Check each line below for the word "label", and copy those that have it.
┏━━
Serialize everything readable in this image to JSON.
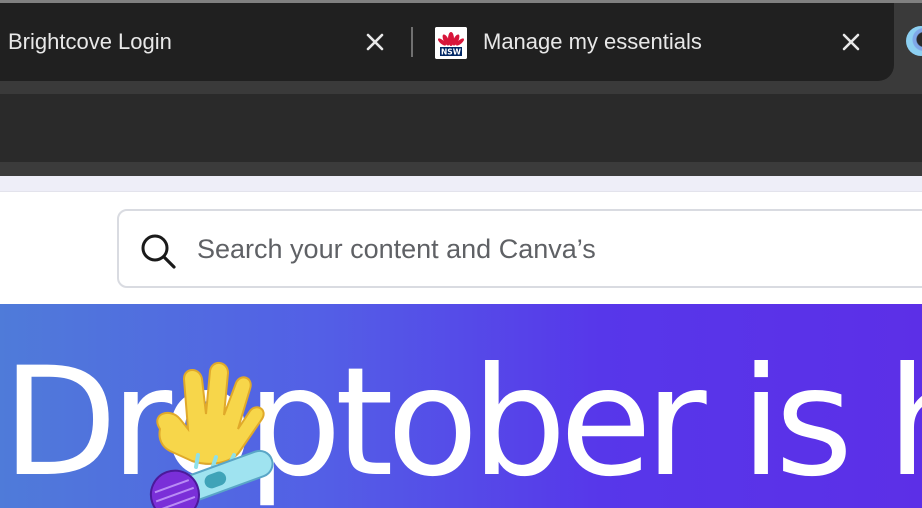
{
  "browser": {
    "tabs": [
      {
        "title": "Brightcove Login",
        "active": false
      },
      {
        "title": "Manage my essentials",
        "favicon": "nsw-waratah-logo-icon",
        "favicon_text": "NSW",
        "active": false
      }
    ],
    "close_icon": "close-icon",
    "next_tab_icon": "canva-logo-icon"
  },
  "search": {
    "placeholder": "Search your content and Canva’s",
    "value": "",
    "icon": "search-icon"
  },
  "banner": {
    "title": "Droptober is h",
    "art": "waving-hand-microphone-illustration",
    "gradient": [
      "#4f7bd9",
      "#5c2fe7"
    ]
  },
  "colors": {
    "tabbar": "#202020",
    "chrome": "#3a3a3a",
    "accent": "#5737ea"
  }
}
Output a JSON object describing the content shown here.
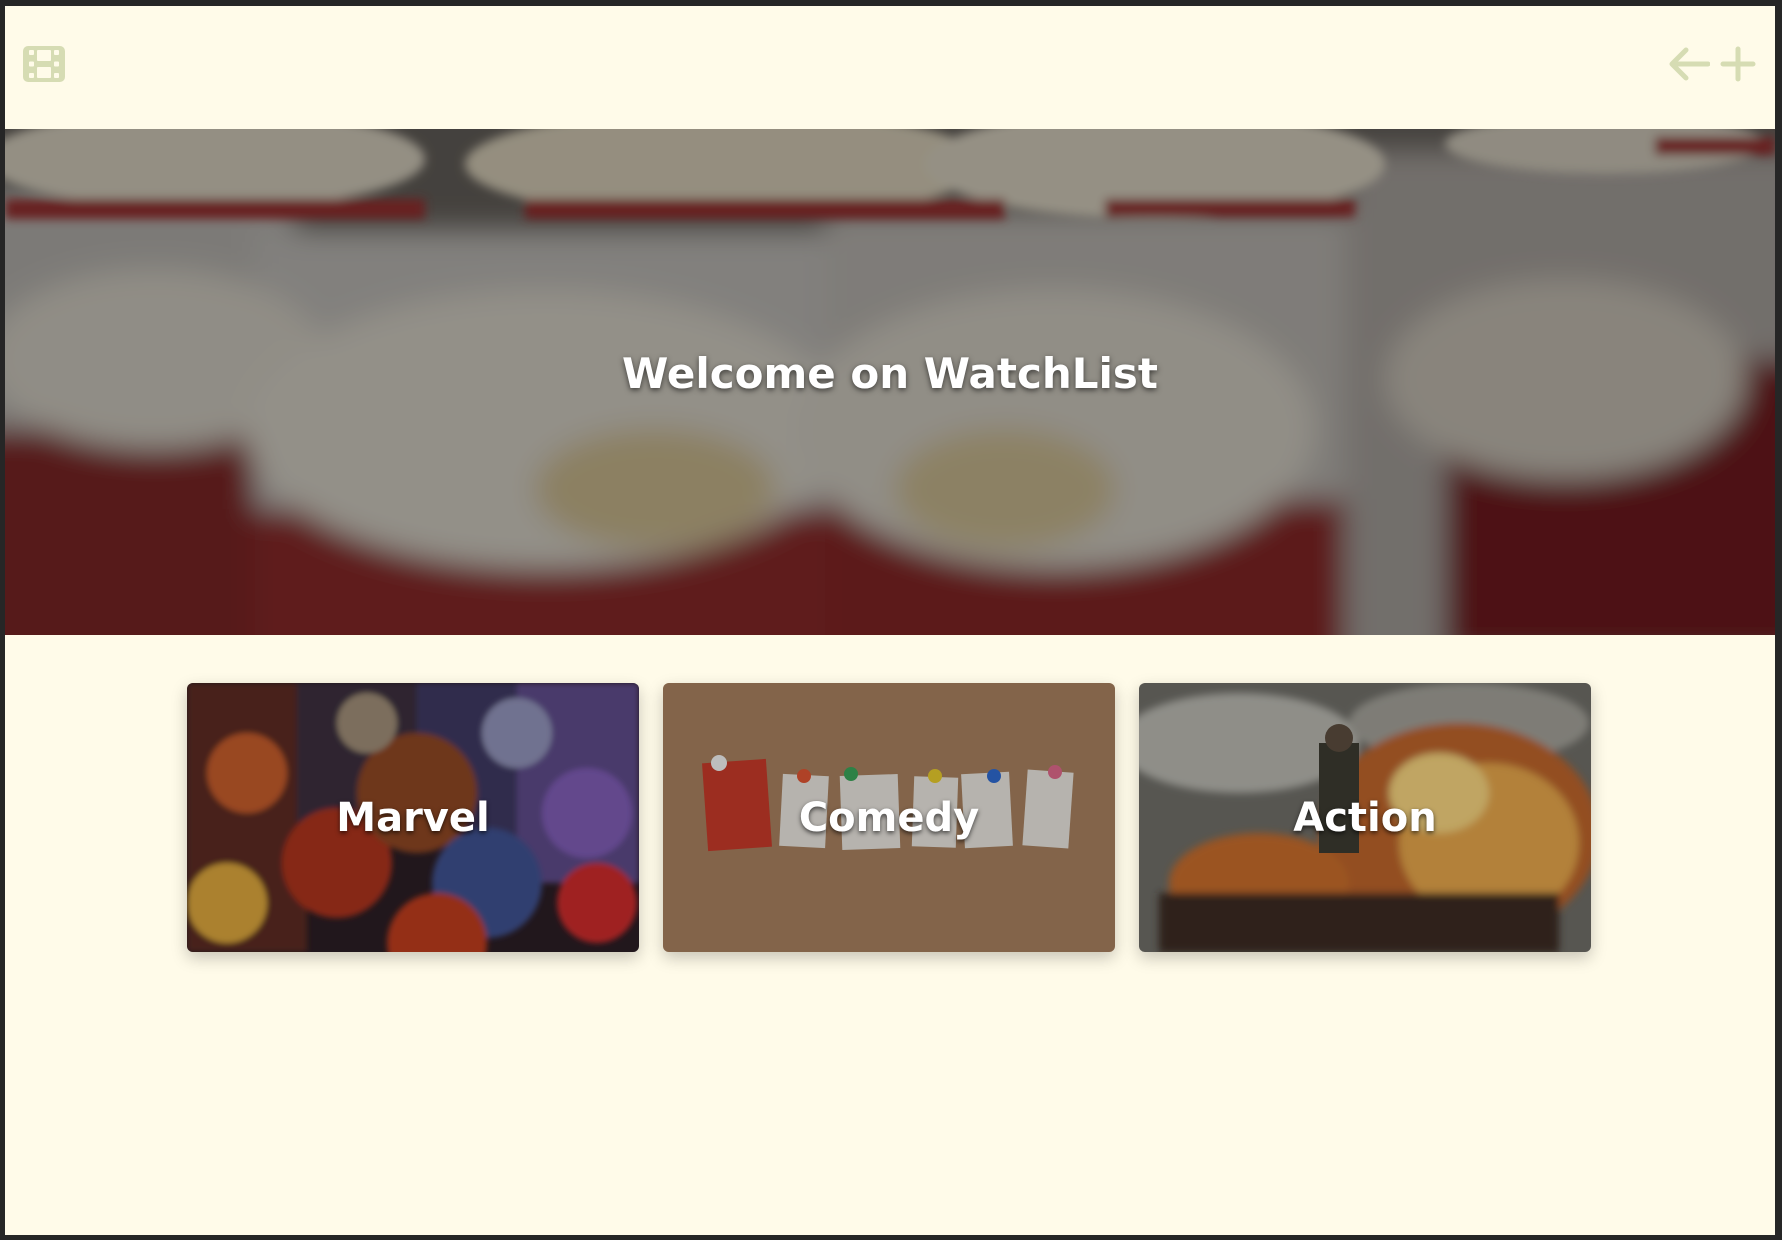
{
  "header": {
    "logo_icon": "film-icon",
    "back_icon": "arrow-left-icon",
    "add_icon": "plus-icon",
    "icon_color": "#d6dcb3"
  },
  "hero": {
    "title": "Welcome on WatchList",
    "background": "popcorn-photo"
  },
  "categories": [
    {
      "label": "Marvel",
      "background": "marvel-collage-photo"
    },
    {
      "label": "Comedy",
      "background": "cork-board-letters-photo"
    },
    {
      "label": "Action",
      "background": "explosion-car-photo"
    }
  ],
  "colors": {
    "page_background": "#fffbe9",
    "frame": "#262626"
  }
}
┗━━
EXPECTED ANSWER
      "label": "Marvel",
      "label": "Comedy",
      "label": "Action",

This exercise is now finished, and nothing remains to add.